"Since 9/11 two things have made us safer: reinforcing the cockpit door and convincing passengers they need to fight back," Schneier said. "We saw that with the Christmas Day underwear bomber. ... pretty much everything else is security theater."

In response to the criticisms aired at the forum, TSA officials told Nextgov that the agency has been forthcoming about all aspects of advanced imaging technology, including stringent privacy protections, since it began piloting the tool in 2007. Currently, TSA is exploring additional privacy protections.

Congress required TSA to employ technologies that reduce threats to transportation. Agency officials maintain the AIT scanners are the best available means of safely screening passengers for metallic and nonmetallic threats, such as weapons, explosives and other objects hidden under layers of clothing.

"Advanced imaging technology led to the detection of over 130 prohibited, illegal or dangerous items at security checkpoints nationwide in 2010," TSA officials said in a statement.

Threatwatch Alert

Thousands of cyber attacks occur each day

See the latest threats

JOIN THE DISCUSSION

Close [ x ] More from Nextgov
 
 

Thank you for subscribing to newsletters from Nextgov.com.
We think these reports might interest you:

  • It’s Time for the Federal Government to Embrace Wireless and Mobility

    The United States has turned a corner on the adoption of mobile phones, tablets and other smart devices, outpacing traditional desktop and laptop sales by a wide margin. This issue brief discusses the state of wireless and mobility in federal government and outlines why now is the time to embrace these technologies in government.

    View
  • Featured Content from RSA Conference: Dissed by NIST

    Learn more about the latest draft of the U.S. National Institute of Standards and Technology guidance document on authentication and lifecycle management.

    View
  • A New Security Architecture for Federal Networks

    Federal government networks are under constant attack, and the number of those attacks is increasing. This issue brief discusses today's threats and a new model for the future.

    View
  • Going Agile:Revolutionizing Federal Digital Services Delivery

    Here’s one indication that times have changed: Harriet Tubman is going to be the next face of the twenty dollar bill. Another sign of change? The way in which the federal government arrived at that decision.

    View
  • Software-Defined Networking

    So many demands are being placed on federal information technology networks, which must handle vast amounts of data, accommodate voice and video, and cope with a multitude of highly connected devices while keeping government information secure from cyber threats. This issue brief discusses the state of SDN in the federal government and the path forward.

    View
  • The New IP: Moving Government Agencies Toward the Network of The Future

    Federal IT managers are looking to modernize legacy network infrastructures that are taxed by growing demands from mobile devices, video, vast amounts of data, and more.
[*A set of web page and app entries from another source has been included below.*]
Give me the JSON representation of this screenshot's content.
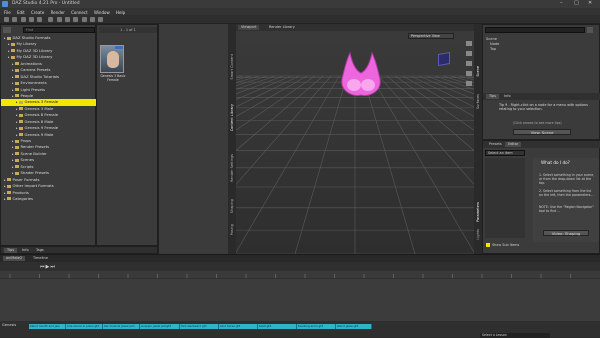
{
  "window": {
    "title": "DAZ Studio 4.21 Pro - Untitled"
  },
  "menu": [
    "File",
    "Edit",
    "Create",
    "Render",
    "Connect",
    "Window",
    "Help"
  ],
  "content_library": {
    "search_placeholder": "Find",
    "tree": [
      {
        "label": "DAZ Studio Formats",
        "level": 0
      },
      {
        "label": "My Library",
        "level": 1
      },
      {
        "label": "My DAZ 3D Library",
        "level": 1
      },
      {
        "label": "My DAZ 3D Library",
        "level": 1
      },
      {
        "label": "Animations",
        "level": 2
      },
      {
        "label": "Camera Presets",
        "level": 2
      },
      {
        "label": "DAZ Studio Tutorials",
        "level": 2
      },
      {
        "label": "Environments",
        "level": 2
      },
      {
        "label": "Light Presets",
        "level": 2
      },
      {
        "label": "People",
        "level": 2
      },
      {
        "label": "Genesis 3 Female",
        "level": 3,
        "selected": true
      },
      {
        "label": "Genesis 3 Male",
        "level": 3
      },
      {
        "label": "Genesis 8 Female",
        "level": 3
      },
      {
        "label": "Genesis 8 Male",
        "level": 3
      },
      {
        "label": "Genesis 9 Female",
        "level": 3
      },
      {
        "label": "Genesis 9 Male",
        "level": 3
      },
      {
        "label": "Props",
        "level": 2
      },
      {
        "label": "Render Presets",
        "level": 2
      },
      {
        "label": "Scene Builder",
        "level": 2
      },
      {
        "label": "Scenes",
        "level": 2
      },
      {
        "label": "Scripts",
        "level": 2
      },
      {
        "label": "Shader Presets",
        "level": 2
      },
      {
        "label": "Poser Formats",
        "level": 0
      },
      {
        "label": "Other Import Formats",
        "level": 0
      },
      {
        "label": "Products",
        "level": 0
      },
      {
        "label": "Categories",
        "level": 0
      }
    ],
    "paging": "1 - 1 of 1",
    "thumb_label": "Genesis 3 Basic Female",
    "tabs": [
      "Tips",
      "Info",
      "Tags"
    ]
  },
  "left_vtabs": [
    "Smart Content",
    "Content Library",
    "Render Settings",
    "Shaping",
    "Posing",
    "Tool Settings"
  ],
  "viewport": {
    "tabs": [
      "Viewport",
      "Render Library"
    ],
    "view_menu": "Perspective View"
  },
  "scene": {
    "search_placeholder": "",
    "items": [
      "Scene",
      "Node",
      "Top"
    ],
    "tabs": [
      "Tips",
      "Info"
    ],
    "tip_text": "Tip 9 - Right-click on a node for a menu with options relating to your selection.",
    "more_tips": "(Click arrows to see more tips)",
    "view_scene_button": "View: Scene"
  },
  "params": {
    "tabs": [
      "Presets",
      "Editor"
    ],
    "select_label": "Select an item",
    "what_do_i_do": "What do I do?",
    "step1": "1. Select something in your scene, or from the drop-down list at the top.",
    "step2": "2. Select something from the list on the left, then the parameters...",
    "note": "NOTE: Use the \"Region Navigator\" tool to find ...",
    "video_button": "Video: Shaping",
    "show_subitems": "Show Sub Items"
  },
  "right_vtabs": [
    "Scene",
    "Surfaces",
    "Parameters",
    "Lights",
    "Cameras"
  ],
  "timeline": {
    "tabs": [
      "aniMate2",
      "Timeline"
    ],
    "clips": [
      "blend mouth and jaw",
      "ride dance in place gt3",
      "bar musical jewel jam",
      "snappin jewel jamgt3",
      "flick backward gt3",
      "bind horse gt3",
      "twist gt3",
      "taunting arms gt3",
      "stand glass gt3"
    ],
    "left_label": "Genesis",
    "lesson_label": "Select a Lesson"
  },
  "colors": {
    "selection": "#f5e600",
    "prop_pink": "#ee66dd",
    "clip_cyan": "#2fb4c8",
    "clip_red": "#e04050"
  }
}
This issue brief discusses the federal government network landscape, as well as market, financial force drivers for network modernization.

    View

When you download a report, your information may be shared with the underwriters of that document.